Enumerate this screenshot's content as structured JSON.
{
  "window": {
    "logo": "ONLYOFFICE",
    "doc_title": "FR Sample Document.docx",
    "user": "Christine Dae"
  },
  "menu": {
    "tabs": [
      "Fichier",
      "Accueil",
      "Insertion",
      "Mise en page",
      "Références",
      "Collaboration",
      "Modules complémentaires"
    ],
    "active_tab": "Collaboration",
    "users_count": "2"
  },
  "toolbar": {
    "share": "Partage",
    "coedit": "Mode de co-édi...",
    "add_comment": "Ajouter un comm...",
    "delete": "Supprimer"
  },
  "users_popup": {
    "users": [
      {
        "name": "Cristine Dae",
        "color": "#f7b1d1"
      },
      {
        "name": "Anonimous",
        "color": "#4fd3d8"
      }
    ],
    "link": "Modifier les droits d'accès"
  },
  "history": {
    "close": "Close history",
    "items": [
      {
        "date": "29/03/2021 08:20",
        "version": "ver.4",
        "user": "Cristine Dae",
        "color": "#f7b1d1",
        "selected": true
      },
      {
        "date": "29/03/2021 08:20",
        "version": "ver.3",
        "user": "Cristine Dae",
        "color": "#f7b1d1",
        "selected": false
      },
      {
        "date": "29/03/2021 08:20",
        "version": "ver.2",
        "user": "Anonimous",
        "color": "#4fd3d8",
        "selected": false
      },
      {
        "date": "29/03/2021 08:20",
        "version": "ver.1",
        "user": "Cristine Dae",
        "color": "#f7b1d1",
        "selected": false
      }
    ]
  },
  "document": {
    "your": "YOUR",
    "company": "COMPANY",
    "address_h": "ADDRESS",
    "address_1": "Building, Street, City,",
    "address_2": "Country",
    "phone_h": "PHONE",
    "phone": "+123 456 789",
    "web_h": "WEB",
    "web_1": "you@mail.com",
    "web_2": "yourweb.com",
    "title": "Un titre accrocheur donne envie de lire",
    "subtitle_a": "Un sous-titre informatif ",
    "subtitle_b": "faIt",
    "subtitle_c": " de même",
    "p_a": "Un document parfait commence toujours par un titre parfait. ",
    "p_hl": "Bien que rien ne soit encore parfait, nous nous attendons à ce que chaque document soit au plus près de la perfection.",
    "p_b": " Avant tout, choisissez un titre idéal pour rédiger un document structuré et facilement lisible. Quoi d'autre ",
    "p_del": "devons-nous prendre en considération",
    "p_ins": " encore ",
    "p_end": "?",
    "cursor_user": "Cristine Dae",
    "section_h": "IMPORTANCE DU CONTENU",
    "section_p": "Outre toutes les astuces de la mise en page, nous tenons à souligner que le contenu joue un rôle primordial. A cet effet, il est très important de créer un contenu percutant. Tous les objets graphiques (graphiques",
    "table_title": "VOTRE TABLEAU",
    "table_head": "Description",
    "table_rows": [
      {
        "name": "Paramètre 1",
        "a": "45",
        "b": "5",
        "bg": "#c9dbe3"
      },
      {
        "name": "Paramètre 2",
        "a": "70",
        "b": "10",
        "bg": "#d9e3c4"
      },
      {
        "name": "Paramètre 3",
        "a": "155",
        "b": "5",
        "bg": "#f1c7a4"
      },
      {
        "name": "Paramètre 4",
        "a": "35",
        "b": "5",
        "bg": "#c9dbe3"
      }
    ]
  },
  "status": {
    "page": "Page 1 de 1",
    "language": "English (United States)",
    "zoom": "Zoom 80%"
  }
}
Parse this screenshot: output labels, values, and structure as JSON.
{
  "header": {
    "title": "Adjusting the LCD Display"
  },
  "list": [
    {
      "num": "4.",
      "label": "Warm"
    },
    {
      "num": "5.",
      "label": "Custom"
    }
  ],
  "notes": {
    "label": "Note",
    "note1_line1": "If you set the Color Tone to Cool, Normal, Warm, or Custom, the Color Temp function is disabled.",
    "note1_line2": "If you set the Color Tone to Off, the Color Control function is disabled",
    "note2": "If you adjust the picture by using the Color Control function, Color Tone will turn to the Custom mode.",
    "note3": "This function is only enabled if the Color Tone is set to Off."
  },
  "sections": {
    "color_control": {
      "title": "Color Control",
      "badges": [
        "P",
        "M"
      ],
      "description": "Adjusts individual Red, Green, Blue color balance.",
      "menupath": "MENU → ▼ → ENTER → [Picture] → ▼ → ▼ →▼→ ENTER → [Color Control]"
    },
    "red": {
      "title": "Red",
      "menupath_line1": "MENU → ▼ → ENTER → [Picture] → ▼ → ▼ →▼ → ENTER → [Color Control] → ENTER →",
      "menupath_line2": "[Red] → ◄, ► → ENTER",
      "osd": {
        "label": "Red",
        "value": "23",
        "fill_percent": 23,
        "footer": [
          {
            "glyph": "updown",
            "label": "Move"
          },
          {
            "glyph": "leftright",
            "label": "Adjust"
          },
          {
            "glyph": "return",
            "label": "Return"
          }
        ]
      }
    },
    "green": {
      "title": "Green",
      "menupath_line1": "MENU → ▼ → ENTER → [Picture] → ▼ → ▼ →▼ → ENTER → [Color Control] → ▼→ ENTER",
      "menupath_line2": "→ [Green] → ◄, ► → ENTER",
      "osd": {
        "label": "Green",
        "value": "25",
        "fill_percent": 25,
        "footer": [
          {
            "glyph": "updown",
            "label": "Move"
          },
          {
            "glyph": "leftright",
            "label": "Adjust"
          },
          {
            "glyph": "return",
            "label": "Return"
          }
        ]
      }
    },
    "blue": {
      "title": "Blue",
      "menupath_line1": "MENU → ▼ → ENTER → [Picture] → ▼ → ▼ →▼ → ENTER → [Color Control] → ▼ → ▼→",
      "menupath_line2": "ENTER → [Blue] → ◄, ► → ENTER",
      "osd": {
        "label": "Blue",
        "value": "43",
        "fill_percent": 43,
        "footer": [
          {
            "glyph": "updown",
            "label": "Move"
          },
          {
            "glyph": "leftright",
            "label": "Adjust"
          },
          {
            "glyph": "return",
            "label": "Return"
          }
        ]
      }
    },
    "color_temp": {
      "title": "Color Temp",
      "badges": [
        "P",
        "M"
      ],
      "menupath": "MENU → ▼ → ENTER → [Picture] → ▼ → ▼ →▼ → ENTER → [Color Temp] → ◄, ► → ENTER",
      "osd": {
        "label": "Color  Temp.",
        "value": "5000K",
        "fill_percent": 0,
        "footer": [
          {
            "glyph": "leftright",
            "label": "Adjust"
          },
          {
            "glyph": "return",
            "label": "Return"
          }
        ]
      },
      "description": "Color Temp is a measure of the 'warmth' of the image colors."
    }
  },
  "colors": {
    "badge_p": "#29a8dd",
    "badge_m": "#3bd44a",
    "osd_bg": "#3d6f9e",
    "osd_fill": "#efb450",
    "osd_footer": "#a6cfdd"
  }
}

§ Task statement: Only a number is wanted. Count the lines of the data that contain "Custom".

§ Answer box: 3